There's always an early on RBs in fantasy drafts. Jackson is probably a Round 3 pick, but he may be overvalued due to his position, pushing him into the second round.
Forget about Mikel Leshoure and Joique Bell. If Bush is healthy, he's getting a ton of work. Detroit's offense loves involving running backs in the passing game. Bush is perfect for this role. Reports are already talking about him becoming a "three-down back" for the Lions.
PPR owners will want to grab Bush around Round 3. Leshoure can still cut into his production on the ground, but Lions' running backs are notorious for racking up receptions. Bell caught 52 passes in 2012 in a part-time role. Joique Bell. Interested in Bush now?
Arizona's offensive line is so bad. As a team the Cardinals averaged 3.4 yards per carry last year. Sure, there were injuries in the backfield. That's still terrible. Mendenhall struggled to return from ACL surgery in 2012. He started playing less with poor production. Then he was unhappy about playing less. Then he started having ball control issues. Then he played less again. Then he complained and got suspended. Overall, not a bad season.

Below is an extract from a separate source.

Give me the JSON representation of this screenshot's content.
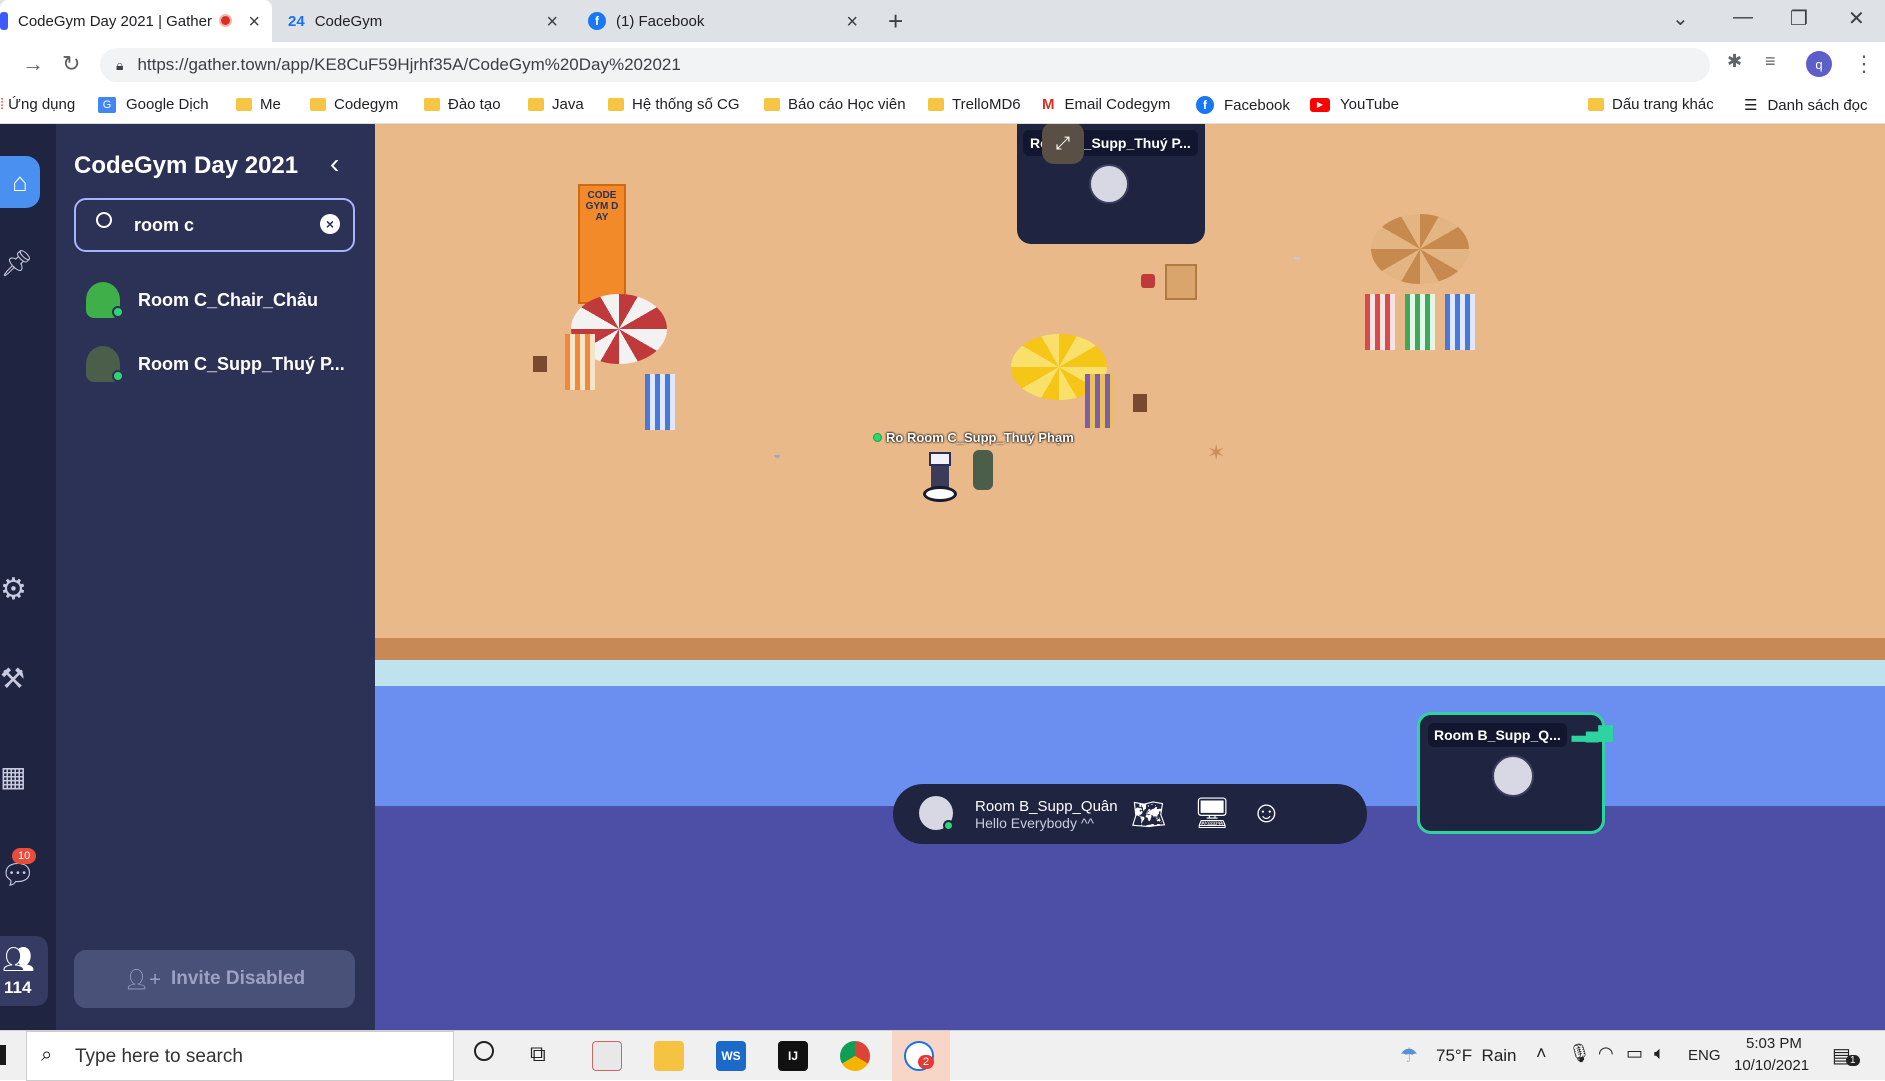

Mendenhall might seem appealing given the fact he looks to be a step ahead of all other competition in the backfield. He shouldn't be more than a middle-round pick, though. Until he proves he's back to his old self, or the Cardinals trade offensive lines with a good team, hold off on your excitement.
Eight receptions + 114 yards + two touchdowns = woooo No. 1 waiver wire pickup!! That was the formula for Ogletree's instant rise to fame among the fantasy realm in Week 1 of 2012. He destroyed a depleted Giants secondary and subsequently destroyed everyone's roster. Twenty-five percent of his catches and 50 percent of his touchdowns came in that first game. Please do not draft him. Consider adding him and dropping him out of spite, if you're feeling vengeful.
Jared Cook, St. Louis Rams
Every season Cook is deemed as a "breakout player" by fantasy experts. Well, at least 2013 looks to be a possibility to actually fill that promise. The Rams were not afraid to pay him, so let's hope they utilize his talents, unlike a certain team that drafted him and kept him unhappy with his role in the offense. Cook might be replacing Amendola's production in the slot. For now he's a TE2, given the Rams' lack of tight end usage. Peg Cook as a later deeper pick with high upside.
Brandon Marshall will likely catch 98 percent of the passes from Jay Cutler again, so at least Bennett gets the remaining dividend. The young tight end creates mismatches and does damage over the middle of the field, and we can expect the Bears to take advantage of that skill set. Head coach Marc Trestman "should" open up the offense to include tight ends. We'll see if Cutler can check down from Marshall for once. Bennett is a TE2 as well.
LOL. We'll end it right there.